The Environmental Protection Agency announced several updates to its Audit Policy this month that promise to make the system more convenient for users and more forgiving for new owners of regulated facilities. 

       Since 1995, EPA’s Audit Policy has given incentives including reduced civil penalties and a recommendation of no criminal sanctions to companies that self-disclose environmental violations. As of August 7 regulated facilities can now submit disclosures of certain violations through the Agency’s website. EPA’s new “Audit Policy Self-Disclosure System” or “eDisclosure” program lets facilities throughout the country self-report violations of the Emergency Planning and Community Right-to-Know Act online. Companies in EPA Region 6 states, including Louisiana and Texas, benefit from a more expansive pilot program that lets facilities electronically report violations of all federal environmental laws. EPA will monitor the success of the pilot program in Region 6 and determine whether to expand nationwide. Companies wishing to assert a “business confidentiality” privilege still need to submit disclosures the old fashioned way (by mail to their regional EPA headquarters), but for many regulated facilities EPA’s “eDisclosure” system offers a new, more efficient way to take advantage of the Audit Policy’s advantages.     

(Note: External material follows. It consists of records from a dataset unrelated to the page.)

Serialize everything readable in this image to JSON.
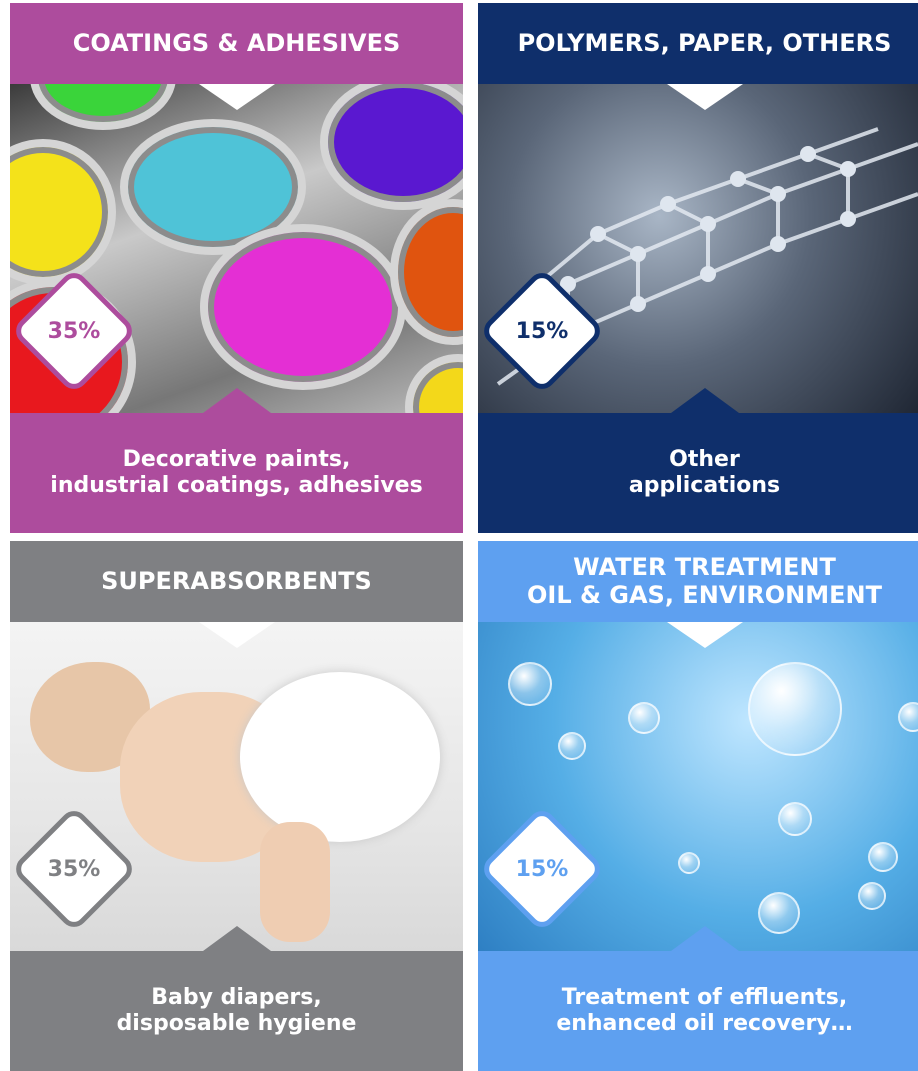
{
  "panels": [
    {
      "title": "COATINGS & ADHESIVES",
      "percent": "35%",
      "description_line1": "Decorative paints,",
      "description_line2": "industrial coatings, adhesives",
      "image": "paint-cans",
      "color": "#ad4c9d"
    },
    {
      "title": "POLYMERS, PAPER, OTHERS",
      "percent": "15%",
      "description_line1": "Other",
      "description_line2": "applications",
      "image": "molecular-nanotube",
      "color": "#0f2f6b"
    },
    {
      "title": "SUPERABSORBENTS",
      "percent": "35%",
      "description_line1": "Baby diapers,",
      "description_line2": "disposable hygiene",
      "image": "baby-in-diaper",
      "color": "#7f8083"
    },
    {
      "title_line1": "WATER TREATMENT",
      "title_line2": "OIL & GAS, ENVIRONMENT",
      "percent": "15%",
      "description_line1": "Treatment of effluents,",
      "description_line2": "enhanced oil recovery…",
      "image": "water-bubbles",
      "color": "#5ea0f0"
    }
  ]
}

            EPA also gave a break to companies that acquire facilities with past environmental problems by relaxing its Audit Policy for new owners. Under EPA’s “Interim Approach to Applying the Audit Policy to New Owners,” effective August 1st, companies acquiring new facilities can greatly decrease their exposure to liability by promptly reporting pre-acquisition violations discovered during environmental due-diligence or shortly thereafter. Not all owners buying a facility will qualify as “new.” The Interim Approach excludes companies that operated the facility before the transaction or that had the largest ownership share of the other entity. But qualifying companies that disclose past violations or enter into an audit agreement with EPA during the first nine months after acquiring a facility will have more opportunities to avoid or mitigate civil penalties than long-term owners. In addition to avoiding gravity-based penalties (which is available to all owners under the Audit Policy), qualifying new owners will receive lower economic benefit sanctions as well. If the terms of the Interim Approach are met, economic benefits associated with avoided operation costs and maintenance will only be assessed from the date of acquisition and no delayed capital expenditures or unfair competitive advantage penalties will be levied if the new owner corrects the problem within 60 days of discovery or within a reasonable time agreed upon with EPA.


            Conditions restricting which violations qualify for the Audit Policy have been modified for new owners as well. Many environmental violations ineligible for voluntary self-disclosure by long-term owners can now be submitted by new owners under certain conditions. For example, new owners can now submit violations causing serious actual harm through the Audit Policy as long as the violation began before acquisition and there were no fatalities, evacuations or other catastrophic events; long term owners cannot. Also, long term owners cannot “voluntarily” disclose violations through the Audit Policy where they are otherwise required to disclose by a federally mandated monitoring, sampling or auditing procedure. New owners can still take advantage of the Audit Policy for such violations as long as they promptly disclose and enter into an auditing agreement with EPA before the date a new auditing, monitoring or sampling would be required. 


            EPA hopes the Interim Program will allow new owners to make a “clean start” by giving them incentives to report and remedy violations that began before the facility was bought. For more information about these and other incentives provided by the Interim Approach, as well as info on “eDisclosure” or the Audit Policy generally, visit the Agency’s website at